Stored records:
● ● ● ●

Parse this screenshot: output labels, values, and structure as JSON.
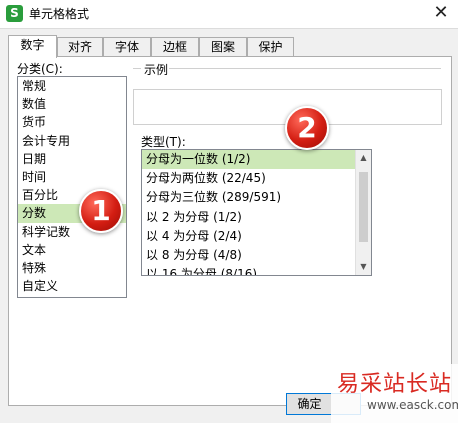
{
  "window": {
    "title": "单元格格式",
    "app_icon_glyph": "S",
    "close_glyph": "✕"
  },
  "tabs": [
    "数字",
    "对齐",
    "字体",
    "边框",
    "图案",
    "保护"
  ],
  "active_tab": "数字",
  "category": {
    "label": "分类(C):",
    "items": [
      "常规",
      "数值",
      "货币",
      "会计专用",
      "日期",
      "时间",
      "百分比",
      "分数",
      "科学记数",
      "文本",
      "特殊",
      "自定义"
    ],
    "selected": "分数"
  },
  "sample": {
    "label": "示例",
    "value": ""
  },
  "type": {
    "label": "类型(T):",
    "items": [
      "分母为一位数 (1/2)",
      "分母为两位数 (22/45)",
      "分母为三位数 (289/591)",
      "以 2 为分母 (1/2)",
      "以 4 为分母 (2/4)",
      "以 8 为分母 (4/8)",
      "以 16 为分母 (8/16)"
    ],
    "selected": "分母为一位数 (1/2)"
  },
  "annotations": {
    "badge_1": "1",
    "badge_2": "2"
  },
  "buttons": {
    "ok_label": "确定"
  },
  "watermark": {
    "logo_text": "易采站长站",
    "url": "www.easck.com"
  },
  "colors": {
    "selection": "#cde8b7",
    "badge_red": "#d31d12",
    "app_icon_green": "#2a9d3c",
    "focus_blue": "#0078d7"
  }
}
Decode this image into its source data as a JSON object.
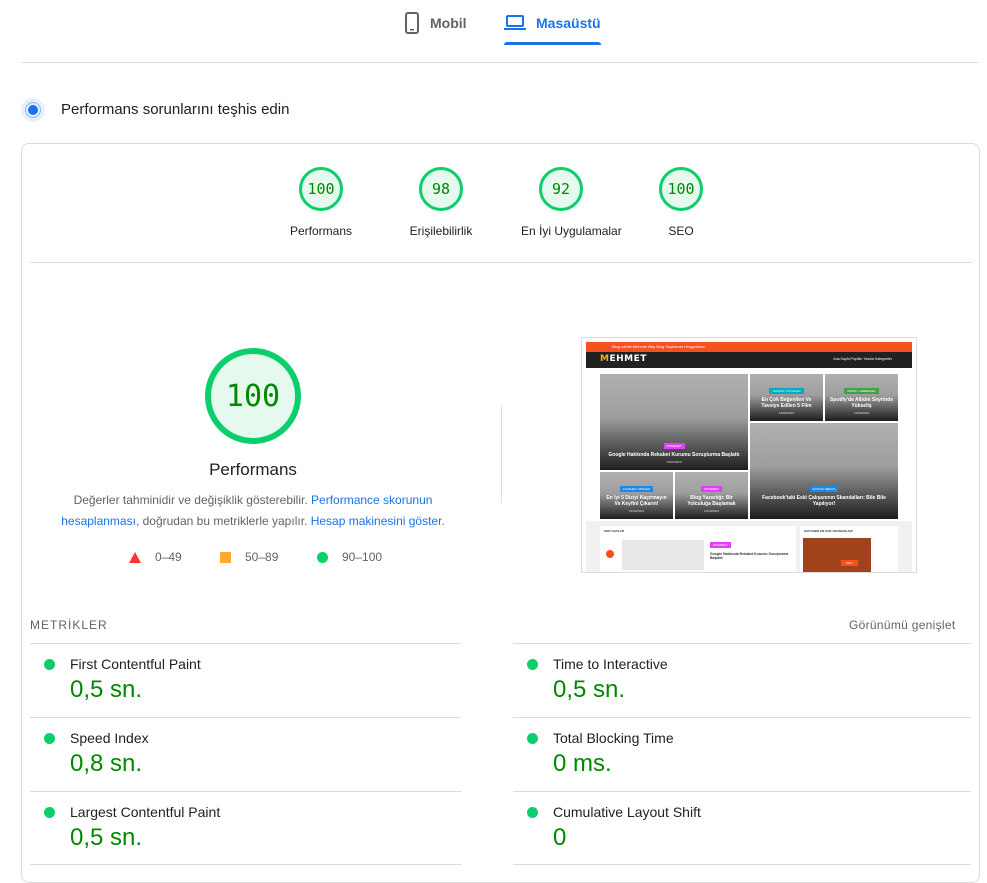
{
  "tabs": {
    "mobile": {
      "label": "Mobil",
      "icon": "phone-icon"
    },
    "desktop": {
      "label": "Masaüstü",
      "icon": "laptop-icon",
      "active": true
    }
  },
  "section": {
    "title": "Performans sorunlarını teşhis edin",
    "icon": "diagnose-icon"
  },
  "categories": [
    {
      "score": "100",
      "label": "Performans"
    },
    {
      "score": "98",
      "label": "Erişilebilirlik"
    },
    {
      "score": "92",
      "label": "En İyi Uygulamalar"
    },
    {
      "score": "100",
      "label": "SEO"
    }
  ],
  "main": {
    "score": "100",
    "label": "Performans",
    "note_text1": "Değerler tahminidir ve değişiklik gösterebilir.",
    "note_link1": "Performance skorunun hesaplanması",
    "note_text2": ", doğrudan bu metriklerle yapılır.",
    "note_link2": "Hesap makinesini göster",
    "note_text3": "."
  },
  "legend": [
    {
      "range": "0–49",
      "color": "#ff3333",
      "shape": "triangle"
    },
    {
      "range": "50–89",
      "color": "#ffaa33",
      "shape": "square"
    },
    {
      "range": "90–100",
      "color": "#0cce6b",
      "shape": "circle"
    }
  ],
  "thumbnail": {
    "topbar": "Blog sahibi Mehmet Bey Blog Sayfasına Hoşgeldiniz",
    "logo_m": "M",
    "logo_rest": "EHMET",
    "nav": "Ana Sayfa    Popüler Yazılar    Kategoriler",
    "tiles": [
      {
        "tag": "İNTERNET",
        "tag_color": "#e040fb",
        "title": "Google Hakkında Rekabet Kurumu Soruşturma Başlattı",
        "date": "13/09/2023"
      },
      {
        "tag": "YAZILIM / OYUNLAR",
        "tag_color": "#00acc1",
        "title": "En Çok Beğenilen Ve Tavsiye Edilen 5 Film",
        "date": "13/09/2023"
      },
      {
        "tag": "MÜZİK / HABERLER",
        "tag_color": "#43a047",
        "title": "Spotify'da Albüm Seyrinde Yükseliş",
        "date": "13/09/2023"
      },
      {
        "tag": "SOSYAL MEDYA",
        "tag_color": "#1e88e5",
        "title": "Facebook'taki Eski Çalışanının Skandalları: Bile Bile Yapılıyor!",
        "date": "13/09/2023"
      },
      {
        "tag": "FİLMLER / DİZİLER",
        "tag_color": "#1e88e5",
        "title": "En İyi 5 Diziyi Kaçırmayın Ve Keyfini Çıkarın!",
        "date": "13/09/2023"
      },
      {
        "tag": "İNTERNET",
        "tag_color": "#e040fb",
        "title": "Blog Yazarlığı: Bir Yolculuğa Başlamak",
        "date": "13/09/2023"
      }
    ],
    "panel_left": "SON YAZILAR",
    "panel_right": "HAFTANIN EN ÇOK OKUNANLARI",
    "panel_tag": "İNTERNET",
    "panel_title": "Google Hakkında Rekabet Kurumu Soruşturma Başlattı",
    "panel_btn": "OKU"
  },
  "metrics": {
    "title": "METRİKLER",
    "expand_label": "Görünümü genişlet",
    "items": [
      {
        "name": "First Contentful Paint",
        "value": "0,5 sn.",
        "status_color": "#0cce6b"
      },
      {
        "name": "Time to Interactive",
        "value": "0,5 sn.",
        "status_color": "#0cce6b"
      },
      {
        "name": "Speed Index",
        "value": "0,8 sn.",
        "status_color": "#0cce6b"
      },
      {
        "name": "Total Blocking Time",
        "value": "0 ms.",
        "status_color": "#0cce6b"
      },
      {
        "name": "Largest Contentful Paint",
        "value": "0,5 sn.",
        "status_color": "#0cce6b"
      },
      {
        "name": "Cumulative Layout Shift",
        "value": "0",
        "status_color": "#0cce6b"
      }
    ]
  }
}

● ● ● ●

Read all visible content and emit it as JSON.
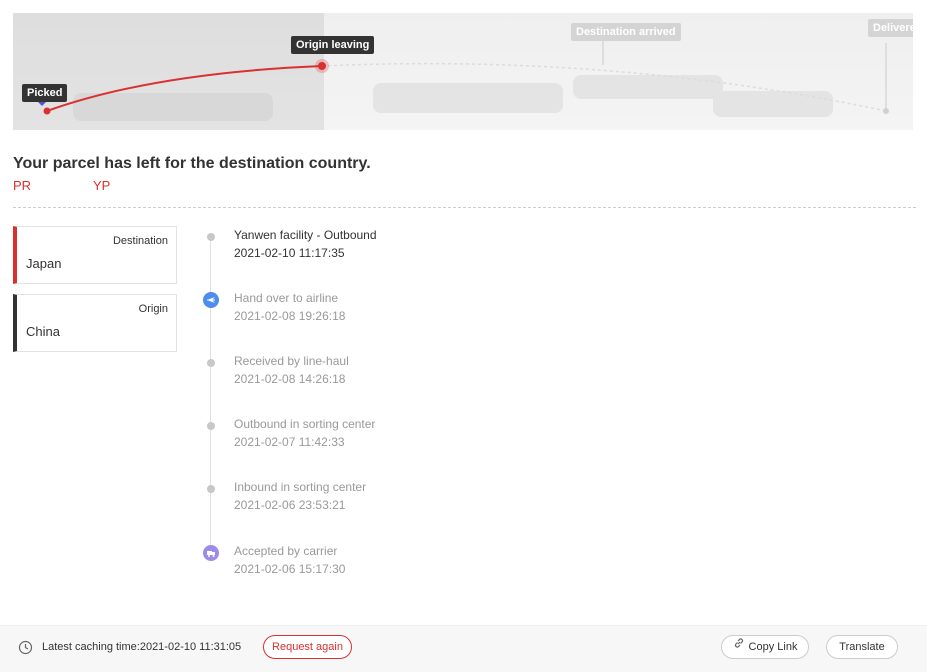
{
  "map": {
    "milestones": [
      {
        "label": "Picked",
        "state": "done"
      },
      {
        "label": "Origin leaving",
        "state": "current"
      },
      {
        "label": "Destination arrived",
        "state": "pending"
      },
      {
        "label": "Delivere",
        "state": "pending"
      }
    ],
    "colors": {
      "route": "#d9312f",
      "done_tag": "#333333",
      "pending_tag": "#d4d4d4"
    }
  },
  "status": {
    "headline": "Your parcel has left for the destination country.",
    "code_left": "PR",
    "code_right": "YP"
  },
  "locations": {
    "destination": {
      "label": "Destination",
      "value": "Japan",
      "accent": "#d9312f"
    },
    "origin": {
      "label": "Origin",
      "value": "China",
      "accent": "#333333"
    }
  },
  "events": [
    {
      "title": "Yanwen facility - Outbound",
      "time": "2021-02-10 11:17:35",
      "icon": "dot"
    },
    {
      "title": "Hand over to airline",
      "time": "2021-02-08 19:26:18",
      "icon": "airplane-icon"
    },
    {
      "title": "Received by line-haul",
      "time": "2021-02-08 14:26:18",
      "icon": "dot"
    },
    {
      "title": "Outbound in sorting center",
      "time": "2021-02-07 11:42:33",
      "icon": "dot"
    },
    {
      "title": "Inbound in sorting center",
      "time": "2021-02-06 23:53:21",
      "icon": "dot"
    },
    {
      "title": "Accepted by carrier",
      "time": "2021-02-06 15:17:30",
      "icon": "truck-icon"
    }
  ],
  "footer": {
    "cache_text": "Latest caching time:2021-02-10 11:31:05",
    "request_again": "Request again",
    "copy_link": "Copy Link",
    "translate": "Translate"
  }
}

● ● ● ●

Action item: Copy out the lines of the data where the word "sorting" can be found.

Expected answer:
      "title": "Outbound in sorting center",
      "title": "Inbound in sorting center",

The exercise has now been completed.